THE DATA below:
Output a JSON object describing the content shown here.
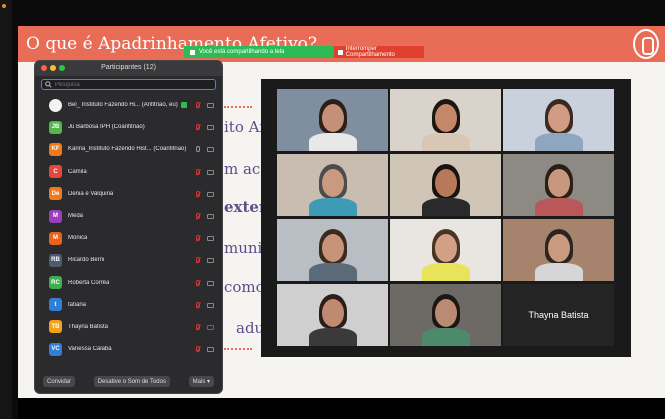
{
  "slide": {
    "title": "O que é Apadrinhamento Afetivo?",
    "fragments": [
      "ito Afe",
      "m aco",
      "exter",
      "muni",
      "como",
      "adu"
    ]
  },
  "sharing_bar": {
    "status_text": "Você está compartilhando a tela",
    "stop_text": "Interromper Compartilhamento"
  },
  "participants": {
    "title": "Participantes (12)",
    "search_placeholder": "Pesquisa",
    "list": [
      {
        "initials": "",
        "name": "Bel_ Instituto Fazendo Hi... (Anfitrião, eu)",
        "color": "#f2f2f2",
        "badge": true,
        "mic": "muted",
        "cam": "on"
      },
      {
        "initials": "JB",
        "name": "Ju Barbosa IPH (Coanfitrião)",
        "color": "#53b847",
        "badge": false,
        "mic": "muted",
        "cam": "on"
      },
      {
        "initials": "KF",
        "name": "Karina_Instituto Fazendo Hist... (Coanfitrião)",
        "color": "#f07a1a",
        "badge": false,
        "mic": "on",
        "cam": "on"
      },
      {
        "initials": "C",
        "name": "Camila",
        "color": "#e5483a",
        "badge": false,
        "mic": "muted",
        "cam": "on"
      },
      {
        "initials": "De",
        "name": "Denia e Valquiria",
        "color": "#f07a1a",
        "badge": false,
        "mic": "muted",
        "cam": "on"
      },
      {
        "initials": "M",
        "name": "Meda",
        "color": "#9b3fbd",
        "badge": false,
        "mic": "muted",
        "cam": "on"
      },
      {
        "initials": "M",
        "name": "Monica",
        "color": "#e8631f",
        "badge": false,
        "mic": "muted",
        "cam": "on"
      },
      {
        "initials": "RB",
        "name": "Ricardo Berni",
        "color": "#4f5b6e",
        "badge": false,
        "mic": "muted",
        "cam": "on"
      },
      {
        "initials": "RC",
        "name": "Roberta Corrêa",
        "color": "#3fae4e",
        "badge": false,
        "mic": "muted",
        "cam": "on"
      },
      {
        "initials": "t",
        "name": "tatiana",
        "color": "#2f7fd6",
        "badge": false,
        "mic": "muted",
        "cam": "on"
      },
      {
        "initials": "TB",
        "name": "Thayna Batista",
        "color": "#f0a21a",
        "badge": false,
        "mic": "muted",
        "cam": "off"
      },
      {
        "initials": "VC",
        "name": "Vanessa Calaba",
        "color": "#2f7fd6",
        "badge": false,
        "mic": "muted",
        "cam": "on"
      }
    ],
    "footer": {
      "invite": "Convidar",
      "mute_all": "Desative o Som de Todos",
      "more": "Mais ▾"
    }
  },
  "gallery": {
    "tiles": [
      {
        "label": "",
        "bg": "#7f8fa0",
        "skin": "#c49178",
        "hair": "#2c1f18",
        "shirt": "#e8e8e8",
        "active": false
      },
      {
        "label": "",
        "bg": "#d9d3cb",
        "skin": "#c4876a",
        "hair": "#1e1612",
        "shirt": "#d8c7b5",
        "active": false
      },
      {
        "label": "",
        "bg": "#c9d2dc",
        "skin": "#d19c83",
        "hair": "#3a2a20",
        "shirt": "#8fa6c0",
        "active": false
      },
      {
        "label": "",
        "bg": "#c8bdb0",
        "skin": "#c99a80",
        "hair": "#4c4c4c",
        "shirt": "#3d9bb5",
        "active": false
      },
      {
        "label": "",
        "bg": "#cfc6b8",
        "skin": "#b8795a",
        "hair": "#1a1210",
        "shirt": "#2a2a2a",
        "active": true
      },
      {
        "label": "",
        "bg": "#8d8a84",
        "skin": "#c8987e",
        "hair": "#2a1e18",
        "shirt": "#b85858",
        "active": false
      },
      {
        "label": "",
        "bg": "#b9bec4",
        "skin": "#c79479",
        "hair": "#3b2a1e",
        "shirt": "#5b6b7a",
        "active": false
      },
      {
        "label": "",
        "bg": "#e9e6e1",
        "skin": "#d2a085",
        "hair": "#4a3426",
        "shirt": "#e7e45a",
        "active": false
      },
      {
        "label": "",
        "bg": "#a5836c",
        "skin": "#c99a80",
        "hair": "#2b2420",
        "shirt": "#d6d6d6",
        "active": false
      },
      {
        "label": "",
        "bg": "#cfcfcf",
        "skin": "#c08a70",
        "hair": "#2a1e1a",
        "shirt": "#3a3a3a",
        "active": false
      },
      {
        "label": "",
        "bg": "#6d6a66",
        "skin": "#bb8a72",
        "hair": "#1c1614",
        "shirt": "#4c8a6b",
        "active": false
      },
      {
        "label": "Thayna Batista",
        "bg": "#242424",
        "skin": "",
        "hair": "",
        "shirt": "",
        "active": false
      }
    ]
  }
}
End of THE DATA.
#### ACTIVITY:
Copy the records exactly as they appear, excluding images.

#### SOLUTION FOR THIS TASK:
Output a JSON object describing the content shown here.
{
  "slide": {
    "title": "O que é Apadrinhamento Afetivo?",
    "fragments": [
      "ito Afe",
      "m aco",
      "exter",
      "muni",
      "como",
      "adu"
    ]
  },
  "sharing_bar": {
    "status_text": "Você está compartilhando a tela",
    "stop_text": "Interromper Compartilhamento"
  },
  "participants": {
    "title": "Participantes (12)",
    "search_placeholder": "Pesquisa",
    "list": [
      {
        "initials": "",
        "name": "Bel_ Instituto Fazendo Hi... (Anfitrião, eu)",
        "color": "#f2f2f2",
        "badge": true,
        "mic": "muted",
        "cam": "on"
      },
      {
        "initials": "JB",
        "name": "Ju Barbosa IPH (Coanfitrião)",
        "color": "#53b847",
        "badge": false,
        "mic": "muted",
        "cam": "on"
      },
      {
        "initials": "KF",
        "name": "Karina_Instituto Fazendo Hist... (Coanfitrião)",
        "color": "#f07a1a",
        "badge": false,
        "mic": "on",
        "cam": "on"
      },
      {
        "initials": "C",
        "name": "Camila",
        "color": "#e5483a",
        "badge": false,
        "mic": "muted",
        "cam": "on"
      },
      {
        "initials": "De",
        "name": "Denia e Valquiria",
        "color": "#f07a1a",
        "badge": false,
        "mic": "muted",
        "cam": "on"
      },
      {
        "initials": "M",
        "name": "Meda",
        "color": "#9b3fbd",
        "badge": false,
        "mic": "muted",
        "cam": "on"
      },
      {
        "initials": "M",
        "name": "Monica",
        "color": "#e8631f",
        "badge": false,
        "mic": "muted",
        "cam": "on"
      },
      {
        "initials": "RB",
        "name": "Ricardo Berni",
        "color": "#4f5b6e",
        "badge": false,
        "mic": "muted",
        "cam": "on"
      },
      {
        "initials": "RC",
        "name": "Roberta Corrêa",
        "color": "#3fae4e",
        "badge": false,
        "mic": "muted",
        "cam": "on"
      },
      {
        "initials": "t",
        "name": "tatiana",
        "color": "#2f7fd6",
        "badge": false,
        "mic": "muted",
        "cam": "on"
      },
      {
        "initials": "TB",
        "name": "Thayna Batista",
        "color": "#f0a21a",
        "badge": false,
        "mic": "muted",
        "cam": "off"
      },
      {
        "initials": "VC",
        "name": "Vanessa Calaba",
        "color": "#2f7fd6",
        "badge": false,
        "mic": "muted",
        "cam": "on"
      }
    ],
    "footer": {
      "invite": "Convidar",
      "mute_all": "Desative o Som de Todos",
      "more": "Mais ▾"
    }
  },
  "gallery": {
    "tiles": [
      {
        "label": "",
        "bg": "#7f8fa0",
        "skin": "#c49178",
        "hair": "#2c1f18",
        "shirt": "#e8e8e8",
        "active": false
      },
      {
        "label": "",
        "bg": "#d9d3cb",
        "skin": "#c4876a",
        "hair": "#1e1612",
        "shirt": "#d8c7b5",
        "active": false
      },
      {
        "label": "",
        "bg": "#c9d2dc",
        "skin": "#d19c83",
        "hair": "#3a2a20",
        "shirt": "#8fa6c0",
        "active": false
      },
      {
        "label": "",
        "bg": "#c8bdb0",
        "skin": "#c99a80",
        "hair": "#4c4c4c",
        "shirt": "#3d9bb5",
        "active": false
      },
      {
        "label": "",
        "bg": "#cfc6b8",
        "skin": "#b8795a",
        "hair": "#1a1210",
        "shirt": "#2a2a2a",
        "active": true
      },
      {
        "label": "",
        "bg": "#8d8a84",
        "skin": "#c8987e",
        "hair": "#2a1e18",
        "shirt": "#b85858",
        "active": false
      },
      {
        "label": "",
        "bg": "#b9bec4",
        "skin": "#c79479",
        "hair": "#3b2a1e",
        "shirt": "#5b6b7a",
        "active": false
      },
      {
        "label": "",
        "bg": "#e9e6e1",
        "skin": "#d2a085",
        "hair": "#4a3426",
        "shirt": "#e7e45a",
        "active": false
      },
      {
        "label": "",
        "bg": "#a5836c",
        "skin": "#c99a80",
        "hair": "#2b2420",
        "shirt": "#d6d6d6",
        "active": false
      },
      {
        "label": "",
        "bg": "#cfcfcf",
        "skin": "#c08a70",
        "hair": "#2a1e1a",
        "shirt": "#3a3a3a",
        "active": false
      },
      {
        "label": "",
        "bg": "#6d6a66",
        "skin": "#bb8a72",
        "hair": "#1c1614",
        "shirt": "#4c8a6b",
        "active": false
      },
      {
        "label": "Thayna Batista",
        "bg": "#242424",
        "skin": "",
        "hair": "",
        "shirt": "",
        "active": false
      }
    ]
  }
}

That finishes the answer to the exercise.